**EXERCISE INSTRUCTIONS**
The expected response is a copy of every line in the entries below that includes the word "Output".
**** EXERCISE INPUT
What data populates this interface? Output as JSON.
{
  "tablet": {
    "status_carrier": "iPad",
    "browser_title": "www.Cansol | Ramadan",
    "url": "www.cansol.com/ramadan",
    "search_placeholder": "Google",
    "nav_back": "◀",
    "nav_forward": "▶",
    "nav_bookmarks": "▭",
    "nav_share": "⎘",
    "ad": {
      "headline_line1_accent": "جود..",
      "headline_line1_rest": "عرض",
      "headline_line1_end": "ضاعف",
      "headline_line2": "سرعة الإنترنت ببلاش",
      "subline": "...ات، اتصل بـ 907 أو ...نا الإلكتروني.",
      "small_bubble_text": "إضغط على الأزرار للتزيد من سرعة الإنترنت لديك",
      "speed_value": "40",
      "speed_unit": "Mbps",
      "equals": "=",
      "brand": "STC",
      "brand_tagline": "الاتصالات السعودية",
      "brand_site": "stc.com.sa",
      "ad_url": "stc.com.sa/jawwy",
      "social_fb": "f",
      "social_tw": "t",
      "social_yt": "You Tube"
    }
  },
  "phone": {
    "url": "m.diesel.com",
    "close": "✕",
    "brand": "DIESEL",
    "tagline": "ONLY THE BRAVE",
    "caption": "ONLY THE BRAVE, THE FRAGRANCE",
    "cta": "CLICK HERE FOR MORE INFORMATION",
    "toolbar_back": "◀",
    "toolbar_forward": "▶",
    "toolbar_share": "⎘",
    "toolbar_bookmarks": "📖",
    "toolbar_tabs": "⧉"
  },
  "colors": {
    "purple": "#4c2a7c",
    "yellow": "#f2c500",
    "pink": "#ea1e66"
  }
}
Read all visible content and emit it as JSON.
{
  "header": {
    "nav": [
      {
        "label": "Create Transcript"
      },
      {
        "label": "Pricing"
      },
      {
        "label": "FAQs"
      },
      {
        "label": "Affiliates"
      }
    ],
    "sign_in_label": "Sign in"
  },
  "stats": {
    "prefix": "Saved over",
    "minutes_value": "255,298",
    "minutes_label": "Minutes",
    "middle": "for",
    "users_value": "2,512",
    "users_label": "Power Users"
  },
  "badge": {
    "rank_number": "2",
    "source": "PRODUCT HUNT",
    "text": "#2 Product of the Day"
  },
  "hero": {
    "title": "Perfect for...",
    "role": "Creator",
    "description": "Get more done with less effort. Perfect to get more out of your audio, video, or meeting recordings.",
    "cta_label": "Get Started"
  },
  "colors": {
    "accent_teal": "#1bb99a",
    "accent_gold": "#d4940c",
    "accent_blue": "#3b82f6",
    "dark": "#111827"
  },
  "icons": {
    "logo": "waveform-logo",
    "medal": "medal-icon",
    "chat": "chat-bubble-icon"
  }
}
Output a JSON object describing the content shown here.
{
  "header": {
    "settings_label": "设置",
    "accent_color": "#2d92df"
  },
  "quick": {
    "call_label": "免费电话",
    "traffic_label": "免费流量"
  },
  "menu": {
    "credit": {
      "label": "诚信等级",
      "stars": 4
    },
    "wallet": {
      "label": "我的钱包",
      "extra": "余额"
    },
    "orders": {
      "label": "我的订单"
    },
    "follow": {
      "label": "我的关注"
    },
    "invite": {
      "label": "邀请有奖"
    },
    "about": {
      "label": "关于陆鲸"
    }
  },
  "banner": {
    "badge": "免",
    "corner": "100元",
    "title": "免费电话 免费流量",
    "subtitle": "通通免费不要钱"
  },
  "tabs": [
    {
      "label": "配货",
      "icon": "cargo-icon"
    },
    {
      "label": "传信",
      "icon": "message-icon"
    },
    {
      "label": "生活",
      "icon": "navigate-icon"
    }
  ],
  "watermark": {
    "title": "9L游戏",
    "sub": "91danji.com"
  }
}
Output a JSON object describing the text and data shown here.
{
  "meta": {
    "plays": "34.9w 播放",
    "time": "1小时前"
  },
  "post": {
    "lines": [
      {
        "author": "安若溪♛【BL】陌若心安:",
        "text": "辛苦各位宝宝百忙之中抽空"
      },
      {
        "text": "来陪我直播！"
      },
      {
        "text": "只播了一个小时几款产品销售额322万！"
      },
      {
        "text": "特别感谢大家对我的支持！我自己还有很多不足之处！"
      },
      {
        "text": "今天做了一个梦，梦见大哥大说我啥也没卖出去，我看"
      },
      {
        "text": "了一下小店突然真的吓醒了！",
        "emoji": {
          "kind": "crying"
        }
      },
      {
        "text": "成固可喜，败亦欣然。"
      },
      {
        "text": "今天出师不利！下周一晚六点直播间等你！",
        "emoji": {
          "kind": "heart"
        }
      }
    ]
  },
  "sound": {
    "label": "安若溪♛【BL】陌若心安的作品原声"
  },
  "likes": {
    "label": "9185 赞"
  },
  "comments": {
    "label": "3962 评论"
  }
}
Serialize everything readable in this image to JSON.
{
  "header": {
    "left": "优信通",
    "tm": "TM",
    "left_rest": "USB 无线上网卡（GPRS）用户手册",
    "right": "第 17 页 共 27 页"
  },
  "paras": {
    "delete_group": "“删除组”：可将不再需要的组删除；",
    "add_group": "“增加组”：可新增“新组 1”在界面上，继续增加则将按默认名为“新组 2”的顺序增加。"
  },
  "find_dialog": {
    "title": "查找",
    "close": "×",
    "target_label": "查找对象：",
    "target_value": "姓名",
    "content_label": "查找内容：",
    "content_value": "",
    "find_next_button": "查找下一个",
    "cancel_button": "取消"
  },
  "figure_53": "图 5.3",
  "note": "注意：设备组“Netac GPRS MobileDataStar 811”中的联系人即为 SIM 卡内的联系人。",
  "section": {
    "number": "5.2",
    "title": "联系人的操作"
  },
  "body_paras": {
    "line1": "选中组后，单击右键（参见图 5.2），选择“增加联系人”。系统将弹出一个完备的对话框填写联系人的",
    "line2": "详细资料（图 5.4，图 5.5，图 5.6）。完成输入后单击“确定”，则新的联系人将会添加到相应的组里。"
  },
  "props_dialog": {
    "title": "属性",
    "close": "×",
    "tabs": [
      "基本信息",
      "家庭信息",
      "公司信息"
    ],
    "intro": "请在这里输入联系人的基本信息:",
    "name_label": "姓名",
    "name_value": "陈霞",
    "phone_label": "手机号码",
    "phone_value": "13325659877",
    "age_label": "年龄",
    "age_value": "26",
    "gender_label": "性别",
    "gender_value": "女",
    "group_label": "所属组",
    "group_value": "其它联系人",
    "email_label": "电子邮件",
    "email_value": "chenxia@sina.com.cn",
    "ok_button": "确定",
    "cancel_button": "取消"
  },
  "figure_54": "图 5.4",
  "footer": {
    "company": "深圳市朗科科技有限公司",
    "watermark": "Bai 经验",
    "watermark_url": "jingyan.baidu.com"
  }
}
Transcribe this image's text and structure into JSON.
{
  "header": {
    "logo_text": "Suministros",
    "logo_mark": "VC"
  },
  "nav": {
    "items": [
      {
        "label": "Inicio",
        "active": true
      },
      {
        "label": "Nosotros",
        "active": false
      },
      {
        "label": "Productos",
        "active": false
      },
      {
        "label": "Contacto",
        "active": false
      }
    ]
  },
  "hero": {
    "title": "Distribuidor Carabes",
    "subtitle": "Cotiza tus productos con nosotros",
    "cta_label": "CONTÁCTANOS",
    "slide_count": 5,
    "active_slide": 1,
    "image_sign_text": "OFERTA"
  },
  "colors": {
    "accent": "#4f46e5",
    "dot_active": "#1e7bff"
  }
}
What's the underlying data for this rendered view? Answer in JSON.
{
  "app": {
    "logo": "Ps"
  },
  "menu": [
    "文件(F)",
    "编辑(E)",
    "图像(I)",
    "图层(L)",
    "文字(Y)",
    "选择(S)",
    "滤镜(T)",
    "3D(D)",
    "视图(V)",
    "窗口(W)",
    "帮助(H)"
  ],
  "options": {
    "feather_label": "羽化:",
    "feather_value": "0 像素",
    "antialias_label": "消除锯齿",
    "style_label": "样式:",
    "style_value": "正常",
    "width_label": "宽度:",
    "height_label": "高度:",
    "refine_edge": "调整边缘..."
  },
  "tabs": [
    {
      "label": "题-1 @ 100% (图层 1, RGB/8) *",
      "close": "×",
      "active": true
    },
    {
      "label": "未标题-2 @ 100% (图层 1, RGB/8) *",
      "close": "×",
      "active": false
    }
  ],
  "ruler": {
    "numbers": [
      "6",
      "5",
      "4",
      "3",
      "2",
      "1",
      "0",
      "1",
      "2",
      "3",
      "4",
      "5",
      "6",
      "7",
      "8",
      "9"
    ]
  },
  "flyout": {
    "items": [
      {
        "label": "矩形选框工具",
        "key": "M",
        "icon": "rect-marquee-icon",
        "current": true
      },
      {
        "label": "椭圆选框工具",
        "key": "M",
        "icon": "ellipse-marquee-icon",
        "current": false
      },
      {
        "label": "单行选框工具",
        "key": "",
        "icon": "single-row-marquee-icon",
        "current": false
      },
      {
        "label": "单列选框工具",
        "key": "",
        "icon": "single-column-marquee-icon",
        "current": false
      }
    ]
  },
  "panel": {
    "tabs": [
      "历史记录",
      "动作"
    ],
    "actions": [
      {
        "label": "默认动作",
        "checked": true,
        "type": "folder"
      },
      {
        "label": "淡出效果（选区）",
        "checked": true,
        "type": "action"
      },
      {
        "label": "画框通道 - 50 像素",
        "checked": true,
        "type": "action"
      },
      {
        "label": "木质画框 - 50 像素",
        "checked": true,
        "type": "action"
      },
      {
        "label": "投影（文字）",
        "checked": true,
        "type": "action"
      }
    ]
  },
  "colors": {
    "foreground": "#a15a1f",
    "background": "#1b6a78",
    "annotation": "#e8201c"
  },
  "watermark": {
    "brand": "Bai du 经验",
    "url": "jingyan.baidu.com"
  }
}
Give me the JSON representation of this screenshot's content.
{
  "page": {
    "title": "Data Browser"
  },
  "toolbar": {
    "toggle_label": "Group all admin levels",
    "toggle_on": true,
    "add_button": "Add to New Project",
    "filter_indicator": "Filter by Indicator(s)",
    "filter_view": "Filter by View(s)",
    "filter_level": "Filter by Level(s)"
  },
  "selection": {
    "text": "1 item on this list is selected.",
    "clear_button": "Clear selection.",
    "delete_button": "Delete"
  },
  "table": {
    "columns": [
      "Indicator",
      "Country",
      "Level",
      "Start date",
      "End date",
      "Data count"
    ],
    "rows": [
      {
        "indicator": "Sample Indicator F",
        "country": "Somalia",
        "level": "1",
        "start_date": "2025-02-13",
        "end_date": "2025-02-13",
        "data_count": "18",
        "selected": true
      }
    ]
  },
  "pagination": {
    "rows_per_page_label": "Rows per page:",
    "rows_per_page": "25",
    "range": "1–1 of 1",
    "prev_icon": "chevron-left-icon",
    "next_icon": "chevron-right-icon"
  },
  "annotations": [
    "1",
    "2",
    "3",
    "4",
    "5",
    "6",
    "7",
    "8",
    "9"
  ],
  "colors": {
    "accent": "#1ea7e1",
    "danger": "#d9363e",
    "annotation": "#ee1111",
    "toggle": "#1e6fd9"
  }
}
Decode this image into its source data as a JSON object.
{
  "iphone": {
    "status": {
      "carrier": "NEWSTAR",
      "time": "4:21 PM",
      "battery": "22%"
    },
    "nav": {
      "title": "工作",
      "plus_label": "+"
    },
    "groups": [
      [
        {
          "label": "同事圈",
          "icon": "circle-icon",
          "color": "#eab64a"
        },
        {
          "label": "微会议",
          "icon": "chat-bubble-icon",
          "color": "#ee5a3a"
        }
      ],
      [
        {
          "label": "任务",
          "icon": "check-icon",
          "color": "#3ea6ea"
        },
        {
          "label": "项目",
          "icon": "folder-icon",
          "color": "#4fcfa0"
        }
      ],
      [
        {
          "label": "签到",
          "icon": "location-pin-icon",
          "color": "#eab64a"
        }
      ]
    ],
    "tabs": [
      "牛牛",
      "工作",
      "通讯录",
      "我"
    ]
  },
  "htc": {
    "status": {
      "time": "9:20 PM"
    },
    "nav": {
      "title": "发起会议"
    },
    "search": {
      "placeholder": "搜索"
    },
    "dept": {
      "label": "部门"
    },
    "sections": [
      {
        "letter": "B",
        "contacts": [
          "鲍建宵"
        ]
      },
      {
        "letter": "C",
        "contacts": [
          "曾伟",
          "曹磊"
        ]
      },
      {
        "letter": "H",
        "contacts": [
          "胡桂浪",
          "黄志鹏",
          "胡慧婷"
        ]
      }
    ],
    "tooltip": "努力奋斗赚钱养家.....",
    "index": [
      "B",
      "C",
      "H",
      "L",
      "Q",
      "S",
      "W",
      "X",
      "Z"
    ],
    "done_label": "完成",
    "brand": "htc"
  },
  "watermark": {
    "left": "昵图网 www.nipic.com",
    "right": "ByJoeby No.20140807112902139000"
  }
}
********
**WRITTEN RESPONSE**
What data populates this interface? Output as JSON.
Output a JSON object describing the content shown here.
Output a JSON object describing the text and data shown here.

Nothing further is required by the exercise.